For more nearly 20 years, Matthews has had a big eagle nest on his property. Yet, the birds have never interfered with his farming operations.

“They’ve never crossed paths till this year,” he said.

However, the Idaho farmer has found 54 of his lambs were dead in a series of attacks beginning in April, which will lose him an estimated $7,500 in profit.

“The damage under the hide is a hundredfold from what you see on the exterior,” Matthews said.

Matthews said he thinks the water in Murtaugh Lake took longer to warm up this spring, which meant less carp was available to the eagles. This may have compelled the birds to seek new food sources, reports the NYPost.

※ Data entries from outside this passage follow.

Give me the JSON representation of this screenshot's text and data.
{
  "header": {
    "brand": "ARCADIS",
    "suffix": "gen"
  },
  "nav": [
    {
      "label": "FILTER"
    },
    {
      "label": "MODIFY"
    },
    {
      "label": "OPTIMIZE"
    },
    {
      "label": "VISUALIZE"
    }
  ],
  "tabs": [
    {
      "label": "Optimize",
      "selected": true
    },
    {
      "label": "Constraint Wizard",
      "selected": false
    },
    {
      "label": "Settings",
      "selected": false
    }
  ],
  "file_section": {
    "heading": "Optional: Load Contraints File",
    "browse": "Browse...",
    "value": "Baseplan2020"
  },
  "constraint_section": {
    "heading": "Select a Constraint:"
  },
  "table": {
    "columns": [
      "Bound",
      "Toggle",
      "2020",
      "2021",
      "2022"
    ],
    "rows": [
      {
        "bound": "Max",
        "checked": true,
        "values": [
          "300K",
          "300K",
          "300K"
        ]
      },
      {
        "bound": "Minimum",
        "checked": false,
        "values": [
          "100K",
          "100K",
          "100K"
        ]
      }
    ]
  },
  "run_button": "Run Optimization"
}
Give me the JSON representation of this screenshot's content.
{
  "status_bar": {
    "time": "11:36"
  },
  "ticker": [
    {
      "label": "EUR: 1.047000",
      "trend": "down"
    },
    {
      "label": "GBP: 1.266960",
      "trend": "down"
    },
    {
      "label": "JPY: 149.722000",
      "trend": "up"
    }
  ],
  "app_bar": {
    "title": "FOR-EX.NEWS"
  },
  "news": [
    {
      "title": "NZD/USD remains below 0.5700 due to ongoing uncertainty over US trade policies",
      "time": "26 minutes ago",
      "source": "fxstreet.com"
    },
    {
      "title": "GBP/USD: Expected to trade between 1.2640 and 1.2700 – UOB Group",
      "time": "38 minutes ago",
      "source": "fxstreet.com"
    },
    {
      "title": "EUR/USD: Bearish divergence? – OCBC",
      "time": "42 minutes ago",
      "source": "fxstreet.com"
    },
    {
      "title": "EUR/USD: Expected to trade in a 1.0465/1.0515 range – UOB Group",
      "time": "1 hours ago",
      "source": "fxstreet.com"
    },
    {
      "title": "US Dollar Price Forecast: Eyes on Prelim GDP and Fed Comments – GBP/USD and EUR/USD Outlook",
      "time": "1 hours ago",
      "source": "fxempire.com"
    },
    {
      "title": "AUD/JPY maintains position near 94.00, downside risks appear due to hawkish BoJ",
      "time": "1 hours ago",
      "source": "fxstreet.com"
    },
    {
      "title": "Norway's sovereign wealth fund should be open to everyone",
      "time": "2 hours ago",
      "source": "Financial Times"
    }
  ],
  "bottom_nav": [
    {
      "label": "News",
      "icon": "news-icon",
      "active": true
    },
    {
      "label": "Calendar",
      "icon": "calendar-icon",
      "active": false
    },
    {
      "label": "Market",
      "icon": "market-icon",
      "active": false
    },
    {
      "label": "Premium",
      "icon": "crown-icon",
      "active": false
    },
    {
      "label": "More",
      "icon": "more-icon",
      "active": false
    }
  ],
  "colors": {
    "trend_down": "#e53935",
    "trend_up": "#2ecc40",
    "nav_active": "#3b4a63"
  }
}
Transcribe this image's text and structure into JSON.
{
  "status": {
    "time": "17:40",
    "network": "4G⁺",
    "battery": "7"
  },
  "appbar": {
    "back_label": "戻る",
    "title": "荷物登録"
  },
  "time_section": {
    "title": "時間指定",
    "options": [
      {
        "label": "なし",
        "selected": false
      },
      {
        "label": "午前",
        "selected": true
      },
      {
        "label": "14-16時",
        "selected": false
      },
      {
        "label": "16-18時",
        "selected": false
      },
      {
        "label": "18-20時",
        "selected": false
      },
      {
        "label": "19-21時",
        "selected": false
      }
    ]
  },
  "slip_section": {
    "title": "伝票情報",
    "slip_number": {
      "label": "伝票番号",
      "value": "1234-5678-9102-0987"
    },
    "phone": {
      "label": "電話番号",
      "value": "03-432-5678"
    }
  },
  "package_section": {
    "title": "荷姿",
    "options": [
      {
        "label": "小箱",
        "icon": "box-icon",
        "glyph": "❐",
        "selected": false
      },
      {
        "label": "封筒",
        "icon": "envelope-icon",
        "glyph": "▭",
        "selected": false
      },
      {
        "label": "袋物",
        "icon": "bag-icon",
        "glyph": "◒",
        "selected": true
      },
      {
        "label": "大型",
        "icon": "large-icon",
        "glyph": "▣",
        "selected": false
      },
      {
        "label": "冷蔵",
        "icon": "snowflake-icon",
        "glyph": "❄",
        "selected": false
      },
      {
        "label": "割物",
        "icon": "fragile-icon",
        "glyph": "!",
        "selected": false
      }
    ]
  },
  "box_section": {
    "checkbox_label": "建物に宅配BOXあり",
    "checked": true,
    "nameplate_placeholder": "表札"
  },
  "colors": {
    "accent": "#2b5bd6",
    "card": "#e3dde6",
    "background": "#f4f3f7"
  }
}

Matthews has two alternatives for protecting his animals. He could either apply to the U.S. Fish and Wildlife Service for a Federal Migratory Bird Depredation permit or shift his livestock to another pasture. This hazing permit is intended to provide temporary respite until long-term nonlethal measures may be implemented.

The depredation permit, which costs $100, allows the harassment of birds that attack on crops, livestock, and private property.

In 2021, Mandy Lawrence, a migratory bird permit specialist, said her office had not received any depredation permit requests for eagle-related livestock problems in Idaho.

According to Lawrence, the permit procedure takes 30 to 60 days, but it can be sped up in an emergency.

Instead of waiting for a hazing permit, Matthews decided to move his sheep.

Otherwise, “In 45 days, I’ll be out of sheep,” Matthews said.